(This is a time-honoured teacher ruse, met with bolt upright backs and gleaming hopeful eyes.)
Ah, shoot. They all took the bait. Now I have to choose one. I have to choose quickly. I've learnt that if I let my eyes wonder round the room too long, the souls of wide-eyed 7 year olds bore into me like innocuously piercing dentist tools. I call out a name and the announcement is met, instantaneously, with a roar of indignant discord. “Hauw, Miss! “
Some objections are quite articulate...
"Hauw Miss why so-and-so"
"Hauw Miss, you never choose me" (Not true!)
Others more guttural. They roar, they howl. They slam their hands dramatically into the carpet.
Tears erupt silently, heads sink helplessly onto scabby knees. Stumped, I hand out tissues, pat heads and repeatedly utter the now dog-eared "You can't always be chosen but I'm sure you'll get your turn soon" script in a desperate attempt to calm the stormy class and prevent total mutiny.
This kind of meltdown happens pretty much every day with my current class and has been happening since the beginning of the year. They’ve gotten a little less protracted and dramatic over the months. The chorused howl doesn’t last as long, there are fewer actual tears. But I still need to prep the children daily. “You know we need to share our turns to talk” “Try to feel happy for whoever gets a turn”. They nod agreeably. I feel hopeful. But the next time someone is chosen to talk or demonstrate knowledge in front of the class the same roar of objection greets me. Humph.

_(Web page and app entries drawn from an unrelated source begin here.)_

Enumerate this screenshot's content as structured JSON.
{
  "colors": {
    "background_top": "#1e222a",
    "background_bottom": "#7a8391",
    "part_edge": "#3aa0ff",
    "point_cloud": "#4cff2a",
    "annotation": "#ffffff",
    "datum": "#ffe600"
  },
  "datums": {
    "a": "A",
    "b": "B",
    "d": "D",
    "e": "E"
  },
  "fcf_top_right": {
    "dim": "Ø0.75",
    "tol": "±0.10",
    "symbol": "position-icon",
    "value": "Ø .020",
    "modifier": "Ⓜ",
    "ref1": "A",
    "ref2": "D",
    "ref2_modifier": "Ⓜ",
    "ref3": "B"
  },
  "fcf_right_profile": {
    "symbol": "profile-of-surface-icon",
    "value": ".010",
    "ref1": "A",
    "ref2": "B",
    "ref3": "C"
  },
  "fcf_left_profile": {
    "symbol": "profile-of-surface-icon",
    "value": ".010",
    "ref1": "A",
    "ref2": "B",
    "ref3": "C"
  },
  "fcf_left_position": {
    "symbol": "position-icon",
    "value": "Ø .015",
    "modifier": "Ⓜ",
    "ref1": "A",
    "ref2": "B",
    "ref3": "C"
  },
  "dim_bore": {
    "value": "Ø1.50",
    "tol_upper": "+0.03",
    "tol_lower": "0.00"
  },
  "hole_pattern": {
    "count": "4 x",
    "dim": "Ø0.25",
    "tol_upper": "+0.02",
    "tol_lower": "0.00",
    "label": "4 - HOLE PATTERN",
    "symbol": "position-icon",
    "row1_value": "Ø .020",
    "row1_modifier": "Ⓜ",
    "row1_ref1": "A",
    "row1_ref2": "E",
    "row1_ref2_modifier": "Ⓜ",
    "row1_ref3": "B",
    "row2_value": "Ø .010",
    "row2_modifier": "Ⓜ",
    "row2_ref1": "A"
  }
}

What really gets me about this situation is that it does feel unfair. My students all love having a turn to stand up in front of the class. They love sharing their knowledge, love being picked. Is there something really flawed in my approach of singling out students in this way? Clearly the injustice to the rest of the class is deeply felt, but is their feeling justified or is this just ‘how life works, kids.’ In my heart I suspect the former, but the status quo would have you believing otherwise. Children Have to learn that Life is Unfair (says the Status Quo) Children have to learn that they can’t always be chosen, that they can’t always be heard. What sinister function do these assumptions play in societal power games?
This also bothers me because I spend so much time asking the children to listen to me. Asking for their attention, rattling on and on about how good listening shows respect and don’t you know that listening is a part of how you learn, boys and girls. BOYS AND GIRlS! Are you listening?! I feel like ‘turns to talk’ are like candies and I am the hoarder, the keeper. Greedily, I keep many of the candies to myself, TTT. I use my candies for a lot of good reasons, but I also feel like I waste them on a lot of nagging, berating and lecturing that could surely be better used some way else.
Writing these Snapshots on talk has helped me to articulate some deeply rooted anxieties and doubts I have about my teaching practice, particularly how we share talk time in our class room. As I reflect on these troubling issues, I have found myself being more alert to my own talk-behaviour, checking myself at times when I have wanted to launch into another lecture or interrupt the children’s work to announce something. But it is difficult to self-correct, to have that acute awareness, hold myself accountable, come up with an alternative and act on it.
Ultimately I need new strategies. Cultivating this awareness, alternative-seeking and problem-solving is a big part of what Encounteract is all about. Read more Snapshots here. Read about new, progressive thinking in education that has the potential to challenge the grim status quo here. Read more reflections on societal and political factors impacting education here.
A daunted but determined teacher irons out the creases of her brain.